Gender differences in predictors of colorectal cancer screening uptake: a national cross sectional study based on the health belief model
1 Division of Gastroenterology and Hepatology, University Medical Cluster, National University Health System, Singapore, Singapore
2 Saw Swee Hock School of Public Health, National University of Singapore, National University Health System, Singapore, Singapore
3 Department of Medicine, Yong Loo Lin School of Medicine, National University of Singapore, Singapore, Singapore
4 Desmond Wai Liver & Gastrointestinal Diseases Centre, Gleneagles Medical Center, Singapore, Singapore
BMC Public Health 2013, 13:677 doi:10.1186/1471-2458-13-677Published: 23 July 2013
Colorectal Cancer (CRC) is rapidly rising in Asia, but screening uptake remains poor. Although studies have reported gender differences in screening rates, there have been few studies assessing gender specific perceptions and barriers towards CRC screening, based on behavioral frameworks. We applied the Health Belief Model to identify gender-specific predictors of CRC screening in an Asian population.
A nationwide representative household survey was conducted on 2000 subjects aged 50 years and above in Singapore from 2007 to 2008. Screening behaviour, knowledge and beliefs on CRC screening were assessed by face-to-face structured interviews. The response rate was 88.2%.
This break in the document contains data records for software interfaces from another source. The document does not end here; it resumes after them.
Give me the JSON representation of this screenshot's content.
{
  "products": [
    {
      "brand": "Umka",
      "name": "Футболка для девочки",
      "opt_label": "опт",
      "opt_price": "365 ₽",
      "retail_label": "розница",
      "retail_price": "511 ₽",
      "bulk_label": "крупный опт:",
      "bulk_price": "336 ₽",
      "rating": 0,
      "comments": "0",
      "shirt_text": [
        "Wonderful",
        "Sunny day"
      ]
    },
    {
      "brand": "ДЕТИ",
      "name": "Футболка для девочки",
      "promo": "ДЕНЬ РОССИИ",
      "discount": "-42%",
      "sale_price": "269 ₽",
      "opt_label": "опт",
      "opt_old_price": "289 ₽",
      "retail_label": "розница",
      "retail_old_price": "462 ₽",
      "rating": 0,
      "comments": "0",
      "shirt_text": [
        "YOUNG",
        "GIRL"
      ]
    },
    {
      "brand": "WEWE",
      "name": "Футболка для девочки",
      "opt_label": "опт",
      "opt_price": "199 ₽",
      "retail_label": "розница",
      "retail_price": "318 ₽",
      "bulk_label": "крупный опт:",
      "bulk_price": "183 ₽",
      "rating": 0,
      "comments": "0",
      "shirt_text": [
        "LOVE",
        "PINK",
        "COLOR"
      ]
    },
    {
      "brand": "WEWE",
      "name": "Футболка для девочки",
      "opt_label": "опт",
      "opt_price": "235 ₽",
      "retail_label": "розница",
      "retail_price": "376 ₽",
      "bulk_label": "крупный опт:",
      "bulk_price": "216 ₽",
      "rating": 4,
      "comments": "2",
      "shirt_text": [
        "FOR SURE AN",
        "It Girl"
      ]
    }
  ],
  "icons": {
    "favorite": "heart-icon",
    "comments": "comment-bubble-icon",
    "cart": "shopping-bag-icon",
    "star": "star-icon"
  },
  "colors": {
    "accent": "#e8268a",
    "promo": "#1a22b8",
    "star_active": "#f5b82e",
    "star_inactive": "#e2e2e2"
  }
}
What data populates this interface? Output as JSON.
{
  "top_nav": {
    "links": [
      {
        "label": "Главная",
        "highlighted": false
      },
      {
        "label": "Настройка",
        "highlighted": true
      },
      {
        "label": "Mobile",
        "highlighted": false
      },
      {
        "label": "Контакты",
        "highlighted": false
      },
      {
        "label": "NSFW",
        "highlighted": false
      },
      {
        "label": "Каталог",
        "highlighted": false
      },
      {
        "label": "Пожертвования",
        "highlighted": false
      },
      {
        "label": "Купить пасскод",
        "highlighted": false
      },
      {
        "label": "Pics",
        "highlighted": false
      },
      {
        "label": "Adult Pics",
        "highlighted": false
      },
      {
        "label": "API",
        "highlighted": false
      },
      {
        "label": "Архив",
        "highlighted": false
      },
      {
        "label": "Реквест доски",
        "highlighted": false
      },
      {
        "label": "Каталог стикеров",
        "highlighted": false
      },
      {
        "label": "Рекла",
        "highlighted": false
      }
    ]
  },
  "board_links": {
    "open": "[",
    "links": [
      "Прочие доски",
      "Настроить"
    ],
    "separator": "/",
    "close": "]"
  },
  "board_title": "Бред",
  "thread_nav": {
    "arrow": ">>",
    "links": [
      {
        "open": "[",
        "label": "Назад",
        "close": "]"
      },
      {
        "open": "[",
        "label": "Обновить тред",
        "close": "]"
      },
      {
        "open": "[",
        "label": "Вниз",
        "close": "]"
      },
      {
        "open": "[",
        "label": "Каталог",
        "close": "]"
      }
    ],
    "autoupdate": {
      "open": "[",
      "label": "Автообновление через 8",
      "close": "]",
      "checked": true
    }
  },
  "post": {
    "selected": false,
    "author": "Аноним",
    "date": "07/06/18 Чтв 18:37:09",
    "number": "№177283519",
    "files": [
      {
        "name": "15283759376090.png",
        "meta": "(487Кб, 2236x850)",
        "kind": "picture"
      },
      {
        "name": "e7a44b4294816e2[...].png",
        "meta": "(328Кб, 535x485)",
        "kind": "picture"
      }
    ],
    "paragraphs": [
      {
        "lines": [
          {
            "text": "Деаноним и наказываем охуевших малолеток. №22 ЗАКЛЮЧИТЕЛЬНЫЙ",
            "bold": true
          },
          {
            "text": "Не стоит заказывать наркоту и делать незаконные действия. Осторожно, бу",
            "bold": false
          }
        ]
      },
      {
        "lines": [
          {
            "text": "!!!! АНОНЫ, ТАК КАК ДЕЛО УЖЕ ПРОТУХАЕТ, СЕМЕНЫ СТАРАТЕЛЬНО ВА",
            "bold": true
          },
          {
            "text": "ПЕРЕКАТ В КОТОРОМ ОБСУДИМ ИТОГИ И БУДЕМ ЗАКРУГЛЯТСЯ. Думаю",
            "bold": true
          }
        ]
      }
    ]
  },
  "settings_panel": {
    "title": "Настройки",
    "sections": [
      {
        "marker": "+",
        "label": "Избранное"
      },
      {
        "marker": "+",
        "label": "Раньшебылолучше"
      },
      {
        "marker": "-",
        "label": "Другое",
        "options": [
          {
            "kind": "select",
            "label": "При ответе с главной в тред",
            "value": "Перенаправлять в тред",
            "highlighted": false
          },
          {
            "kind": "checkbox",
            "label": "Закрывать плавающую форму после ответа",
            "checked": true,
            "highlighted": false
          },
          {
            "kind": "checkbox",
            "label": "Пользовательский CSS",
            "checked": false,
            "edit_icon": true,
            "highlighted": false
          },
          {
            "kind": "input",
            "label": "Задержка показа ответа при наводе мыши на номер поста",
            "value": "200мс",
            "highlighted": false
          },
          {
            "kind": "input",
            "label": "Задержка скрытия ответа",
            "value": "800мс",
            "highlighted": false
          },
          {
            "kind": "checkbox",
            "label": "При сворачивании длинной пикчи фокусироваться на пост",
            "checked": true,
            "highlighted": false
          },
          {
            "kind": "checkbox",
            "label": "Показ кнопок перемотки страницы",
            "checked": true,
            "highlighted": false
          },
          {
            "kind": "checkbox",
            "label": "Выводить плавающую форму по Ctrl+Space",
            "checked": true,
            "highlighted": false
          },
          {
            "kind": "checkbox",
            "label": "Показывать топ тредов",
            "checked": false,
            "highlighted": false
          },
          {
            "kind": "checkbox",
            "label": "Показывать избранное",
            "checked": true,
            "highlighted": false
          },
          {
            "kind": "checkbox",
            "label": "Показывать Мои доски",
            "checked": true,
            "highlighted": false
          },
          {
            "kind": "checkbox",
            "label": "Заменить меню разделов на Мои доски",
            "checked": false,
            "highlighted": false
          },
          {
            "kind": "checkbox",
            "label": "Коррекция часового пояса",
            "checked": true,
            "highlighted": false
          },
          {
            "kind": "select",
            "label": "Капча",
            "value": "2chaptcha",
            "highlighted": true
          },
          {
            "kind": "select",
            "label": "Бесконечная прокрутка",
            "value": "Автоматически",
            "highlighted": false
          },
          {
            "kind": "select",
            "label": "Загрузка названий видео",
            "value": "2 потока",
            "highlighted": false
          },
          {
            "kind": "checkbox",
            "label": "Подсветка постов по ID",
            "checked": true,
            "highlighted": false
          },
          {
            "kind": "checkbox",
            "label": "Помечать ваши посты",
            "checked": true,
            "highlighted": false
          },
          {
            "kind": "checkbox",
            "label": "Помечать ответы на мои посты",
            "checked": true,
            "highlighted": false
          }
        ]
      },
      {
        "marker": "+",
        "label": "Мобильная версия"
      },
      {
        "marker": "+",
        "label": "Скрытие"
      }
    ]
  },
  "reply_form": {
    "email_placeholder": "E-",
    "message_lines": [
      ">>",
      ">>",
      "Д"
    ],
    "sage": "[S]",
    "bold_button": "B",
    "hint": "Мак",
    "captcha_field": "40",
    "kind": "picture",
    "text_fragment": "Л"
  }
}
26.7 percent had undergone current CRC screening with no gender difference in rates. Almost all agreed that CRC would lead to suffering (89.8%), death (84.6%) and would pose significant treatment cost and expense (83.1%). The majority (88.5%) agreed that screening aids early detection and cure but only 35.4% felt susceptible to CRC. Nearly three-quarters (74.3%) of the respondents recalled reading or hearing information on CRC in the print or broadcast media. However, only 22.6% were advised by their physicians to undergo screening. Significantly more women than men had feared a positive diagnosis, held embarrassment, pain and risk concerns about colonoscopy and had friends and family members who encouraged screening. On multivariate analysis, screening uptake showed a positive association with worry about contracting CRC and a physician’s recommendation and a negative association with perceived pain about colonoscopy for both genders. For women only, screening was positively associated with having attended a public talk on CRC and having a family member with CRC, and was negatively associated with Malay race and perceived danger of colonoscopy.
CRC screening remains poor despite high levels of awareness of its benefits in this Asian population. Race, worry about contracting cancer, psychological barriers, and cues from the doctor and a public talk on CRC were associated with screening with gender specific differences. Strategies to increase CRC screening uptake should consider gender specific approaches to address psychological barriers and increase disease susceptibility through public health education and active promotion by physicians.